SOURCE MATERIAL below:
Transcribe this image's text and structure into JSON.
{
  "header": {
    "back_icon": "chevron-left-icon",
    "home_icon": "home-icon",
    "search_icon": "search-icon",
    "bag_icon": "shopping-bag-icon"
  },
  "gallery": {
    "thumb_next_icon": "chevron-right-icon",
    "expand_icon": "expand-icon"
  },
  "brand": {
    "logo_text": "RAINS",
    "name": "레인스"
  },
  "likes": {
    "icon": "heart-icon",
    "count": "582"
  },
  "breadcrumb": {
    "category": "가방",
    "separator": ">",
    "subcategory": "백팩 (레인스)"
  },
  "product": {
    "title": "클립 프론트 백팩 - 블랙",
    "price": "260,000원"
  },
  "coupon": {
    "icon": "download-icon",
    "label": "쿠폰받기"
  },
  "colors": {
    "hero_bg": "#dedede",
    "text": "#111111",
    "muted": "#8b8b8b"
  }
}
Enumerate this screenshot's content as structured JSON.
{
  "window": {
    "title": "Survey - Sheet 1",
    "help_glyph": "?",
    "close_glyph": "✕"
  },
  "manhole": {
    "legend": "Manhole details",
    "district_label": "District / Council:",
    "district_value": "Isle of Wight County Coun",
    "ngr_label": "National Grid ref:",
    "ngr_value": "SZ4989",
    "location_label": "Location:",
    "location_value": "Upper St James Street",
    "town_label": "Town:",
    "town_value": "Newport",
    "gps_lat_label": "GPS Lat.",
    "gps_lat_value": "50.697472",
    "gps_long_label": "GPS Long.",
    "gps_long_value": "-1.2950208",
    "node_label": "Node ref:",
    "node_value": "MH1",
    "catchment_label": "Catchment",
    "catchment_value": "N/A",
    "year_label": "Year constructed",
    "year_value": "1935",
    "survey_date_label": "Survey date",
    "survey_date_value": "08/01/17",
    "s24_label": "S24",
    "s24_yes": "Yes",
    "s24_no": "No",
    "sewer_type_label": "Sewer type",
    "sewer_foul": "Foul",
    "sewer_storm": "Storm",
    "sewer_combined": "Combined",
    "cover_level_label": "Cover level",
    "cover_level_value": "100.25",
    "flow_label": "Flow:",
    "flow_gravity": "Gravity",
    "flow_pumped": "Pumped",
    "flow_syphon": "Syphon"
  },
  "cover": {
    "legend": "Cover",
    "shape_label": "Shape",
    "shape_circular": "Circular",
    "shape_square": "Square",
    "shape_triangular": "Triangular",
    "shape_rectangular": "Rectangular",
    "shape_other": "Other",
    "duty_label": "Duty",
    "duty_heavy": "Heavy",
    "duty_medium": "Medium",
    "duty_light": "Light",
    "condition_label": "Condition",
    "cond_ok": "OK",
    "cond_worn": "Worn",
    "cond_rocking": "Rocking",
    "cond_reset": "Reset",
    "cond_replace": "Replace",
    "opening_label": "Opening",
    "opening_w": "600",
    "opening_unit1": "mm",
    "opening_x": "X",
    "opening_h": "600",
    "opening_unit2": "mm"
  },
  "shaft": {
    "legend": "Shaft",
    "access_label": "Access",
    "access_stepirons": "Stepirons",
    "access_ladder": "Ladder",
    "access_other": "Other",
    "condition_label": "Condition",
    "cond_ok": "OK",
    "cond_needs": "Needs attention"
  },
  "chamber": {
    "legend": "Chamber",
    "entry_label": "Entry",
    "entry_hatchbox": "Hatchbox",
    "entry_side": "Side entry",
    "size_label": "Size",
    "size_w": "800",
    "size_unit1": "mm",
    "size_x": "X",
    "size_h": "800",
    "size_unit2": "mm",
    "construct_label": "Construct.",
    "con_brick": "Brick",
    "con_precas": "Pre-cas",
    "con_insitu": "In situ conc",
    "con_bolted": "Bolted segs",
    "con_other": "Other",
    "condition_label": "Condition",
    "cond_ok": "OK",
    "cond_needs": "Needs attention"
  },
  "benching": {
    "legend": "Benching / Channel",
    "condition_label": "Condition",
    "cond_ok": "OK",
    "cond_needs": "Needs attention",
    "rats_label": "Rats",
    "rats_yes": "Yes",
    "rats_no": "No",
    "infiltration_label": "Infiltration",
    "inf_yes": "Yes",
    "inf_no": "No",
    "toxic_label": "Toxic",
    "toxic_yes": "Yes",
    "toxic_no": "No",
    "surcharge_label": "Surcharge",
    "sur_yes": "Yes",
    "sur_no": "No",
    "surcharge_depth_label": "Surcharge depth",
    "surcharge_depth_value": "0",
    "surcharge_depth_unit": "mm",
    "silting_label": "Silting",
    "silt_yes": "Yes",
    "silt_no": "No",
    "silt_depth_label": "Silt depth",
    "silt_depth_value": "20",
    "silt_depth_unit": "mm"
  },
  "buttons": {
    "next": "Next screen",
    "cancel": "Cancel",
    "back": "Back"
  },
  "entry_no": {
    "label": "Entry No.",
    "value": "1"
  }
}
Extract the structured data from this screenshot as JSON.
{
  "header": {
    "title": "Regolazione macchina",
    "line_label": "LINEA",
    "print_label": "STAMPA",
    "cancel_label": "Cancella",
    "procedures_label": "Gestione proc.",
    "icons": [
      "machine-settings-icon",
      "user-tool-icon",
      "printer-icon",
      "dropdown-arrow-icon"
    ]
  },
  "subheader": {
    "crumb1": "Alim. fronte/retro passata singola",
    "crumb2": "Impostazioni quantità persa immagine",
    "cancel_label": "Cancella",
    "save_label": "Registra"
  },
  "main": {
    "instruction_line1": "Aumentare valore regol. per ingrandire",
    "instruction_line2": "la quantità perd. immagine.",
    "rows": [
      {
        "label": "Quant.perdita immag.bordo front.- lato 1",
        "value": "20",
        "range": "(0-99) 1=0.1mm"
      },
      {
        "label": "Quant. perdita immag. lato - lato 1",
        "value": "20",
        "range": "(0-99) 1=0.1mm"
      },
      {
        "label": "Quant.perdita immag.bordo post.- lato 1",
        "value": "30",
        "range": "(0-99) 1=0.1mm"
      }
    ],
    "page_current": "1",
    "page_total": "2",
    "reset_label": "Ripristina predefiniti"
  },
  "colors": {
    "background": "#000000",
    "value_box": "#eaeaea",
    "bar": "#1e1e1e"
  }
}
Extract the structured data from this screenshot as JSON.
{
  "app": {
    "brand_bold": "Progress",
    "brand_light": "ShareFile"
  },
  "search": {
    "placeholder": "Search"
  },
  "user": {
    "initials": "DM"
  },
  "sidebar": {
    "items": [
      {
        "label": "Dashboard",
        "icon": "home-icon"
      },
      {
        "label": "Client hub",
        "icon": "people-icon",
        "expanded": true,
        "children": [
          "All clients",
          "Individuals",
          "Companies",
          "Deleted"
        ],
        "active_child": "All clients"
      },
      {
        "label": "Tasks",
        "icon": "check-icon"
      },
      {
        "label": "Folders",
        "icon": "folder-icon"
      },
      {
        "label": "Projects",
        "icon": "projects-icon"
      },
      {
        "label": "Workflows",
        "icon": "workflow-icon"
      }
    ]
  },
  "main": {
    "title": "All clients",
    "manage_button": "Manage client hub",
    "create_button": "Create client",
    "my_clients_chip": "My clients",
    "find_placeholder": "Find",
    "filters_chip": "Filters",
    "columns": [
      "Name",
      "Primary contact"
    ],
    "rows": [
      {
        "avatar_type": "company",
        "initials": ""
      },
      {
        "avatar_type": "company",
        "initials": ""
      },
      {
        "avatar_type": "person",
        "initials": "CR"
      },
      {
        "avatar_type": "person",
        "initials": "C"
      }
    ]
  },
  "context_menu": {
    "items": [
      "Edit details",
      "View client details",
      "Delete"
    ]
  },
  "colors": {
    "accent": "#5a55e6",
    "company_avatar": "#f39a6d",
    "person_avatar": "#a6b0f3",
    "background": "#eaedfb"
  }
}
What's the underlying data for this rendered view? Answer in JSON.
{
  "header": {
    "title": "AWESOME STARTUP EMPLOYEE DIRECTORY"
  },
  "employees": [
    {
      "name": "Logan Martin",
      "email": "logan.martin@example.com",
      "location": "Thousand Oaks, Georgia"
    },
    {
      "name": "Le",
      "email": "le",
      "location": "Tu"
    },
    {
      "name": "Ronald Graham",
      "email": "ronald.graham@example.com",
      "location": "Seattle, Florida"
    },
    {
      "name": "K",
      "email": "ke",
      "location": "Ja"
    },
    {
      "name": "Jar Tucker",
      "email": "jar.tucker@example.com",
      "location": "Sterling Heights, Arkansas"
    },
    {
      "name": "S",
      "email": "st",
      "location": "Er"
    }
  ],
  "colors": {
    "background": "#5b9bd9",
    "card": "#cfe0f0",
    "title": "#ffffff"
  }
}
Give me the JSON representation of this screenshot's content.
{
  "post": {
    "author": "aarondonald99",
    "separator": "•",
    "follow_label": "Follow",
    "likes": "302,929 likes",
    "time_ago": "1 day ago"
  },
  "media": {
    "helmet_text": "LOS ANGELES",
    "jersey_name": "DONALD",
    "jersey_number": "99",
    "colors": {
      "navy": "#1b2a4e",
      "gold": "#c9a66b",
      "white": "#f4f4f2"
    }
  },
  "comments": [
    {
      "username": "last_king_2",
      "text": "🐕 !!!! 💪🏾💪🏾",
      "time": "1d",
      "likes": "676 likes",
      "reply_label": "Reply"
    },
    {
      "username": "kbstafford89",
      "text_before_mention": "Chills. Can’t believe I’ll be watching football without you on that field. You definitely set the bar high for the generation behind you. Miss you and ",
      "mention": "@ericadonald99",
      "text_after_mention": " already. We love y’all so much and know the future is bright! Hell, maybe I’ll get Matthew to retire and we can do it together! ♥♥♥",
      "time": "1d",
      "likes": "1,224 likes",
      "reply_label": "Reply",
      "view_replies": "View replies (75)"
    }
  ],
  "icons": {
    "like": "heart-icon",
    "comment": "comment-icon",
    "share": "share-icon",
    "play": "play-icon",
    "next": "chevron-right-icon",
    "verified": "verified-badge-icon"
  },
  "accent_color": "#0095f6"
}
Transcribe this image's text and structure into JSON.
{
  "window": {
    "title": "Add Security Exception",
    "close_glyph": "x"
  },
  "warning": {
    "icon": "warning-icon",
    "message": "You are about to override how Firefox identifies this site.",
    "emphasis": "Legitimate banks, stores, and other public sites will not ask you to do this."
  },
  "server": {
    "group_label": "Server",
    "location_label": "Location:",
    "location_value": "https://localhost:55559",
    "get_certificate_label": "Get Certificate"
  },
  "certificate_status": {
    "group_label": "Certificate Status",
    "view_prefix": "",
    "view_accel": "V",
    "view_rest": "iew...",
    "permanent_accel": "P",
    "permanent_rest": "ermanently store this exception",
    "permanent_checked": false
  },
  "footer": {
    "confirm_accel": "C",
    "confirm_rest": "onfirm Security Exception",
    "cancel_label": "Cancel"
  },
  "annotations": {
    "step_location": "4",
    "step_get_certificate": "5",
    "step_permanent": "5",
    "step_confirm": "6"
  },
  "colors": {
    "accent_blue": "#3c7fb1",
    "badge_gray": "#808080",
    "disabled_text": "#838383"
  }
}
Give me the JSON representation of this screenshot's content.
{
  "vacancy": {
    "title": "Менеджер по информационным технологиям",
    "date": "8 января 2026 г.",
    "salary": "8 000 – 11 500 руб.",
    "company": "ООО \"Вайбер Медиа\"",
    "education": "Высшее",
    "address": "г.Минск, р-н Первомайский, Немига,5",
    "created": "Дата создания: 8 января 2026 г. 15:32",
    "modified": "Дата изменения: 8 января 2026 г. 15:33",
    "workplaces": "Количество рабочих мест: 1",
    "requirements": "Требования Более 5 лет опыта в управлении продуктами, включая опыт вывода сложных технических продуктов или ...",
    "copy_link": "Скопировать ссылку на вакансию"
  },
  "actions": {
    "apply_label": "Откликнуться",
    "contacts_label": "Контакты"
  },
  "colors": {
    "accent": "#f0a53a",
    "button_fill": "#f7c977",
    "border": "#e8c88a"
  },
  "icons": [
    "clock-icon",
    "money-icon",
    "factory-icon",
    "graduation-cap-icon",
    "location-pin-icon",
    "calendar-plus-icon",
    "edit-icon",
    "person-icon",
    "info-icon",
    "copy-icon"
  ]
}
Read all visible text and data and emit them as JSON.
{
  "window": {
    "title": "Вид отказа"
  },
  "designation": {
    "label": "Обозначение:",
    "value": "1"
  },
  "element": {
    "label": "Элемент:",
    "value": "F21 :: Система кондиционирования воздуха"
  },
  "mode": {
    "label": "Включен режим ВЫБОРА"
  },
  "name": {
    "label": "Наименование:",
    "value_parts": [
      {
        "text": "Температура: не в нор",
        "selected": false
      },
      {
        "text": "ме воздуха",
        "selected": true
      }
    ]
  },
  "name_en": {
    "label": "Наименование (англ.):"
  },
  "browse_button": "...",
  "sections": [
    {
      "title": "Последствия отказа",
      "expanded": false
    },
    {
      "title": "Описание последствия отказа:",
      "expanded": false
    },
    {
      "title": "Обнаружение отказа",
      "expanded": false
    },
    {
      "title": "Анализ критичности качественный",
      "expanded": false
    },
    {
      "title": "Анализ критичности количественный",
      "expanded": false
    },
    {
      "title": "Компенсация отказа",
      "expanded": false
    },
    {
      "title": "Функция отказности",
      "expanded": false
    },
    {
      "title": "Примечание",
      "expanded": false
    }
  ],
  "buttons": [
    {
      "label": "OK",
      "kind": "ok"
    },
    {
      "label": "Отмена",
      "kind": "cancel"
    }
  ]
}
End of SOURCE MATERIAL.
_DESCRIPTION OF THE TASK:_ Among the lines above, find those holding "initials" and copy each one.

_ANSWER SPACE:_
    "initials": "DM"
        "initials": ""
        "initials": ""
        "initials": "CR"
        "initials": "C"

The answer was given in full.